The burden of satisfying the traffic commissioner that the vehicle should be returned is on you. You must establish that you had no knowledge of the contravention at the time when the vehicle had been used, whenever that was and whether such use was at the time of detention or on some earlier occasion.

What constitutes knowledge is beyond the scope of the length of this article but very briefly, and not exhaustively, the commissioner will consider a key question. That question is: “Has the claimant satisfied me that he, she or it probably did not know that the vehicle was being or had been used in contravention of …the Act?”

The law and guidance around this question is extensive, and each case is considered on its merits, but the likely success of your application could well hinge on your ability to handle this question. Your processes and your enquiries both before and after contracting with your customer will be under scrutiny and it’s possible that members of your team will need to give first-hand evidence about those processes and enquiries.  The investigative nature of a hearing before a commissioner can feel very different to a courtroom. A commissioner will most likely be actively involved in trying to elicit and understand evidence before him or her.

The case of Société Générale Equipment Finance Limited v VOSA 2013 states the importance of investing in your knowledge or your advice. SGEF entered into a hire purchase agreement with a transport operator.  The operator’s licence was revoked after the hiring began, and SGEF did not find this out until it heard that the vehicle had been seized and that there would be a hearing before the traffic commissioner. SGEF did not attend the hearing and relied on written representations.

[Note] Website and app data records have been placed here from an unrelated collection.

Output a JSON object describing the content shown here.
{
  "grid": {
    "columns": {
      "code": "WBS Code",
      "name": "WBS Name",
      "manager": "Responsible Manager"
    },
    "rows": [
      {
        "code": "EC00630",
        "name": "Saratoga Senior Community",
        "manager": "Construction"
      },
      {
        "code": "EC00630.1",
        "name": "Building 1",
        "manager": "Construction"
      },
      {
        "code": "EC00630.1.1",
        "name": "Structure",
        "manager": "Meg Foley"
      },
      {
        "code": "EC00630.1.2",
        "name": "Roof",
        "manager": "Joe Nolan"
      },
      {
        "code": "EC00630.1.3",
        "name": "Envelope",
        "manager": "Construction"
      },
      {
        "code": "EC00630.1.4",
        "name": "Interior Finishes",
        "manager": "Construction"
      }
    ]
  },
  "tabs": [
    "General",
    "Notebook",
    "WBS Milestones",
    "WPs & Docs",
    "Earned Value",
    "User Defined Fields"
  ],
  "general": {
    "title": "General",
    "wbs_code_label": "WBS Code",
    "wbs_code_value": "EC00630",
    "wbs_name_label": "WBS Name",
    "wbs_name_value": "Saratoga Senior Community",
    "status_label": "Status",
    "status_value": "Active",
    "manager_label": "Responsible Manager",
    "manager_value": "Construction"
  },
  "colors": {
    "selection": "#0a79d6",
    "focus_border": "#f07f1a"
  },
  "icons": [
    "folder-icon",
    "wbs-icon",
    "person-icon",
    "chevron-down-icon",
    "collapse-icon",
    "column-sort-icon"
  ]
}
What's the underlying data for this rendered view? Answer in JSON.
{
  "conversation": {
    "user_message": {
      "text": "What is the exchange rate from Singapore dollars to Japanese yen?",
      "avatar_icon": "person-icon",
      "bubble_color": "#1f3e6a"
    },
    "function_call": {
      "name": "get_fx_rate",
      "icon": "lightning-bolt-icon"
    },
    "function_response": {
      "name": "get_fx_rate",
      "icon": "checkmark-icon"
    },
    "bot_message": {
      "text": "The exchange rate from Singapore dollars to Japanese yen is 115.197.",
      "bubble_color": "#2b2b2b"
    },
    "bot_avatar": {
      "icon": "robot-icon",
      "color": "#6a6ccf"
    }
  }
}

It lost its application for return of the vehicle, and had to appeal. The appeal succeeded, but only lead to a re-hearing before the commissioner. If any reader knows what happened in the case, the writer would be interested to know. However, at appeal, strong comments were made by the judge – including:

“In the case of finance companies what happened in this case demonstrates the need for at least one member of staff to be thoroughly familiar with the law and practice relating to impounding applications. The alternative is that they should obtain immediate advice from someone with the necessary expertise whenever a vehicle they own is impounded…a person who was thoroughly familiar with this area would have completed…the application more carefully, would have ensured that appropriate evidence was available and would have attended the hearing…As a result the prospects of success would have been immeasurably increased.”

As to knowledge and the question above (has the claimant satisfied me that he, she or it probably did not know that the vehicle was being or had been used in contravention of …the Act?) the appeal court stated: “…if there is, literally, no evidence to support the conclusion that the claimant did not know…there is no need for the traffic commissioner to go further, and to…embark on the process of deciding whether or not the claimant had actual, imputed or constructive knowledge of the use in contravention.”

We recommend that you prepare in advance for the possibility of having to attend a hearing before a traffic commissioner. Hearings are rigorous and detailed, and often involve barristers making detailed legal and factual arguments on your behalf. The guidance is helpful, but with each case turning on its facts, it is only a starting point, and as the appeal court in SGEF said: “impounding hearings…are adversarial.”

Practically we recommend that you: check the notices section of the The London Gazette and The Edinburgh Gazette for your vehicles; consider your internal procedures for dealing with lease or finance customers who need an operator’s licence to use your vehicle and how you ascertain that requirement; take advice early on making the application for return and your evidence in support of you having ‘no knowledge’ that your customer was operating the vehicle without the required licence. <